EXTRACTED INFORMATION:
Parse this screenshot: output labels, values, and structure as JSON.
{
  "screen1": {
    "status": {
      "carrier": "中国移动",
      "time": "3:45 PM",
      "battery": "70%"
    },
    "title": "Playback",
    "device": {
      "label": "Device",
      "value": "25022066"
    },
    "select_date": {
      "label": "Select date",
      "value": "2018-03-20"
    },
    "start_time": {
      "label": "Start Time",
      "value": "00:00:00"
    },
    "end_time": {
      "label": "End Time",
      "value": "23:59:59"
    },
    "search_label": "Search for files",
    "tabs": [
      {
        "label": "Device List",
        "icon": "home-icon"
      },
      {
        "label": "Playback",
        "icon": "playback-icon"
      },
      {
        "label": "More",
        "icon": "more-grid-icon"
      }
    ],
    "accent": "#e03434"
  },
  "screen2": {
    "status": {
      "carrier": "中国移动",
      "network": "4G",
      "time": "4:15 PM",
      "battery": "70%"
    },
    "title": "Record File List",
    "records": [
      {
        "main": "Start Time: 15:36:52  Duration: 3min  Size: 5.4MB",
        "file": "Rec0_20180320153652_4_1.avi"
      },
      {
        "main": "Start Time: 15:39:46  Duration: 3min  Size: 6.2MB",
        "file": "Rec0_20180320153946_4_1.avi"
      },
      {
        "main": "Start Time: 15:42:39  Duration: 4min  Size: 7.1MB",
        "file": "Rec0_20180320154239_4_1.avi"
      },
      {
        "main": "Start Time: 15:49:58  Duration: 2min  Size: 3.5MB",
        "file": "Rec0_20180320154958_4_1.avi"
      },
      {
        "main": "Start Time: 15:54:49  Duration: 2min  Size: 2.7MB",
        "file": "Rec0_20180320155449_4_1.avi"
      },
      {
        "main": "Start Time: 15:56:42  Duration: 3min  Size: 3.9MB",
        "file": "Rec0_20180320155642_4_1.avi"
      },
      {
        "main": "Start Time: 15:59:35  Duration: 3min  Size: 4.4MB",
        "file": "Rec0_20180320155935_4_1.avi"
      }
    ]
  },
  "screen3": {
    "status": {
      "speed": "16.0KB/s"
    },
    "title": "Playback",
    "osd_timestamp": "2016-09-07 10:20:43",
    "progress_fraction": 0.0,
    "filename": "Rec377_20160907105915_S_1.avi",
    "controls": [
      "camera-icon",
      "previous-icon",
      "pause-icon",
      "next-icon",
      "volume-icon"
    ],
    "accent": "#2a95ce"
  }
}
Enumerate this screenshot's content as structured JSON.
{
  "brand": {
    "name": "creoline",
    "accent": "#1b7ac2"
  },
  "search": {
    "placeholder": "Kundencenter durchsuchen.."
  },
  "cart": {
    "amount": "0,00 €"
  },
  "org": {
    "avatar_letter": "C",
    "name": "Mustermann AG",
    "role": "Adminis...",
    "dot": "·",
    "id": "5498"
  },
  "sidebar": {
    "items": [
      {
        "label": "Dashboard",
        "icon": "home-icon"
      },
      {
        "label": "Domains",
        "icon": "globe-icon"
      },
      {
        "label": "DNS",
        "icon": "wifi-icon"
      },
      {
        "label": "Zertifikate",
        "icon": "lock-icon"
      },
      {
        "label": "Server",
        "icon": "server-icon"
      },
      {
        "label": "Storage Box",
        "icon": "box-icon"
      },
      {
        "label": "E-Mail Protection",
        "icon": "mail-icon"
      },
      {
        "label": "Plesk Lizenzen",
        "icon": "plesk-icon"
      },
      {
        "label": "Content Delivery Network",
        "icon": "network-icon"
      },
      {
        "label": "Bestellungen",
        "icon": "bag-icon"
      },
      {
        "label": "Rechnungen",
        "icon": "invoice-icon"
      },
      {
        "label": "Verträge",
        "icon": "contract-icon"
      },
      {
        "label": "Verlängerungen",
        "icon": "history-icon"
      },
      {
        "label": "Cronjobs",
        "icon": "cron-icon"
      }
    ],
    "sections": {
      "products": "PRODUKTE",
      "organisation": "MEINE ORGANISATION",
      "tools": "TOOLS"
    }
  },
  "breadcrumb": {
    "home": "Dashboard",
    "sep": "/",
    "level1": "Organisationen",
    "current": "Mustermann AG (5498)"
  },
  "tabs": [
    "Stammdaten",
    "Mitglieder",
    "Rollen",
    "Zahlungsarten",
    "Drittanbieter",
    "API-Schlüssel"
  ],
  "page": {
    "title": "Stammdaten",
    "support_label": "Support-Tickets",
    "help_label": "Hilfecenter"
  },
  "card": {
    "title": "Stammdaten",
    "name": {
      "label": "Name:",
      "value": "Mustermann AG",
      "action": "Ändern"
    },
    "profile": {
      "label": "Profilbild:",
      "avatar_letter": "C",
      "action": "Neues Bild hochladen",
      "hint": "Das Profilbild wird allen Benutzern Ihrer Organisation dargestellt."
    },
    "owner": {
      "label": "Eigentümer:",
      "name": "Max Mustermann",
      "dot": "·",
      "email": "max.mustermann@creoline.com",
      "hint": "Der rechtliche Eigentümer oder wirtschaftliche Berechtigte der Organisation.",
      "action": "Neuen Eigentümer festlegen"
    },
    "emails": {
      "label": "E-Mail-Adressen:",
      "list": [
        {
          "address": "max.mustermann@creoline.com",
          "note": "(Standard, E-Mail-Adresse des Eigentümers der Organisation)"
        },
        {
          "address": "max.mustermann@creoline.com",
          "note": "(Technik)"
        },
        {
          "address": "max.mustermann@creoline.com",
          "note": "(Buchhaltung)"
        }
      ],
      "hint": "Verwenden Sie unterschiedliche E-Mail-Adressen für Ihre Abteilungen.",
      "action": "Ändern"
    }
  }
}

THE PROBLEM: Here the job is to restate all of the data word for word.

SOLUTION:
Parse this screenshot: output labels, values, and structure as JSON.
{
  "screen1": {
    "status": {
      "carrier": "中国移动",
      "time": "3:45 PM",
      "battery": "70%"
    },
    "title": "Playback",
    "device": {
      "label": "Device",
      "value": "25022066"
    },
    "select_date": {
      "label": "Select date",
      "value": "2018-03-20"
    },
    "start_time": {
      "label": "Start Time",
      "value": "00:00:00"
    },
    "end_time": {
      "label": "End Time",
      "value": "23:59:59"
    },
    "search_label": "Search for files",
    "tabs": [
      {
        "label": "Device List",
        "icon": "home-icon"
      },
      {
        "label": "Playback",
        "icon": "playback-icon"
      },
      {
        "label": "More",
        "icon": "more-grid-icon"
      }
    ],
    "accent": "#e03434"
  },
  "screen2": {
    "status": {
      "carrier": "中国移动",
      "network": "4G",
      "time": "4:15 PM",
      "battery": "70%"
    },
    "title": "Record File List",
    "records": [
      {
        "main": "Start Time: 15:36:52  Duration: 3min  Size: 5.4MB",
        "file": "Rec0_20180320153652_4_1.avi"
      },
      {
        "main": "Start Time: 15:39:46  Duration: 3min  Size: 6.2MB",
        "file": "Rec0_20180320153946_4_1.avi"
      },
      {
        "main": "Start Time: 15:42:39  Duration: 4min  Size: 7.1MB",
        "file": "Rec0_20180320154239_4_1.avi"
      },
      {
        "main": "Start Time: 15:49:58  Duration: 2min  Size: 3.5MB",
        "file": "Rec0_20180320154958_4_1.avi"
      },
      {
        "main": "Start Time: 15:54:49  Duration: 2min  Size: 2.7MB",
        "file": "Rec0_20180320155449_4_1.avi"
      },
      {
        "main": "Start Time: 15:56:42  Duration: 3min  Size: 3.9MB",
        "file": "Rec0_20180320155642_4_1.avi"
      },
      {
        "main": "Start Time: 15:59:35  Duration: 3min  Size: 4.4MB",
        "file": "Rec0_20180320155935_4_1.avi"
      }
    ]
  },
  "screen3": {
    "status": {
      "speed": "16.0KB/s"
    },
    "title": "Playback",
    "osd_timestamp": "2016-09-07 10:20:43",
    "progress_fraction": 0.0,
    "filename": "Rec377_20160907105915_S_1.avi",
    "controls": [
      "camera-icon",
      "previous-icon",
      "pause-icon",
      "next-icon",
      "volume-icon"
    ],
    "accent": "#2a95ce"
  }
}
Enumerate this screenshot's content as structured JSON.
{
  "brand": {
    "name": "creoline",
    "accent": "#1b7ac2"
  },
  "search": {
    "placeholder": "Kundencenter durchsuchen.."
  },
  "cart": {
    "amount": "0,00 €"
  },
  "org": {
    "avatar_letter": "C",
    "name": "Mustermann AG",
    "role": "Adminis...",
    "dot": "·",
    "id": "5498"
  },
  "sidebar": {
    "items": [
      {
        "label": "Dashboard",
        "icon": "home-icon"
      },
      {
        "label": "Domains",
        "icon": "globe-icon"
      },
      {
        "label": "DNS",
        "icon": "wifi-icon"
      },
      {
        "label": "Zertifikate",
        "icon": "lock-icon"
      },
      {
        "label": "Server",
        "icon": "server-icon"
      },
      {
        "label": "Storage Box",
        "icon": "box-icon"
      },
      {
        "label": "E-Mail Protection",
        "icon": "mail-icon"
      },
      {
        "label": "Plesk Lizenzen",
        "icon": "plesk-icon"
      },
      {
        "label": "Content Delivery Network",
        "icon": "network-icon"
      },
      {
        "label": "Bestellungen",
        "icon": "bag-icon"
      },
      {
        "label": "Rechnungen",
        "icon": "invoice-icon"
      },
      {
        "label": "Verträge",
        "icon": "contract-icon"
      },
      {
        "label": "Verlängerungen",
        "icon": "history-icon"
      },
      {
        "label": "Cronjobs",
        "icon": "cron-icon"
      }
    ],
    "sections": {
      "products": "PRODUKTE",
      "organisation": "MEINE ORGANISATION",
      "tools": "TOOLS"
    }
  },
  "breadcrumb": {
    "home": "Dashboard",
    "sep": "/",
    "level1": "Organisationen",
    "current": "Mustermann AG (5498)"
  },
  "tabs": [
    "Stammdaten",
    "Mitglieder",
    "Rollen",
    "Zahlungsarten",
    "Drittanbieter",
    "API-Schlüssel"
  ],
  "page": {
    "title": "Stammdaten",
    "support_label": "Support-Tickets",
    "help_label": "Hilfecenter"
  },
  "card": {
    "title": "Stammdaten",
    "name": {
      "label": "Name:",
      "value": "Mustermann AG",
      "action": "Ändern"
    },
    "profile": {
      "label": "Profilbild:",
      "avatar_letter": "C",
      "action": "Neues Bild hochladen",
      "hint": "Das Profilbild wird allen Benutzern Ihrer Organisation dargestellt."
    },
    "owner": {
      "label": "Eigentümer:",
      "name": "Max Mustermann",
      "dot": "·",
      "email": "max.mustermann@creoline.com",
      "hint": "Der rechtliche Eigentümer oder wirtschaftliche Berechtigte der Organisation.",
      "action": "Neuen Eigentümer festlegen"
    },
    "emails": {
      "label": "E-Mail-Adressen:",
      "list": [
        {
          "address": "max.mustermann@creoline.com",
          "note": "(Standard, E-Mail-Adresse des Eigentümers der Organisation)"
        },
        {
          "address": "max.mustermann@creoline.com",
          "note": "(Technik)"
        },
        {
          "address": "max.mustermann@creoline.com",
          "note": "(Buchhaltung)"
        }
      ],
      "hint": "Verwenden Sie unterschiedliche E-Mail-Adressen für Ihre Abteilungen.",
      "action": "Ändern"
    }
  }
}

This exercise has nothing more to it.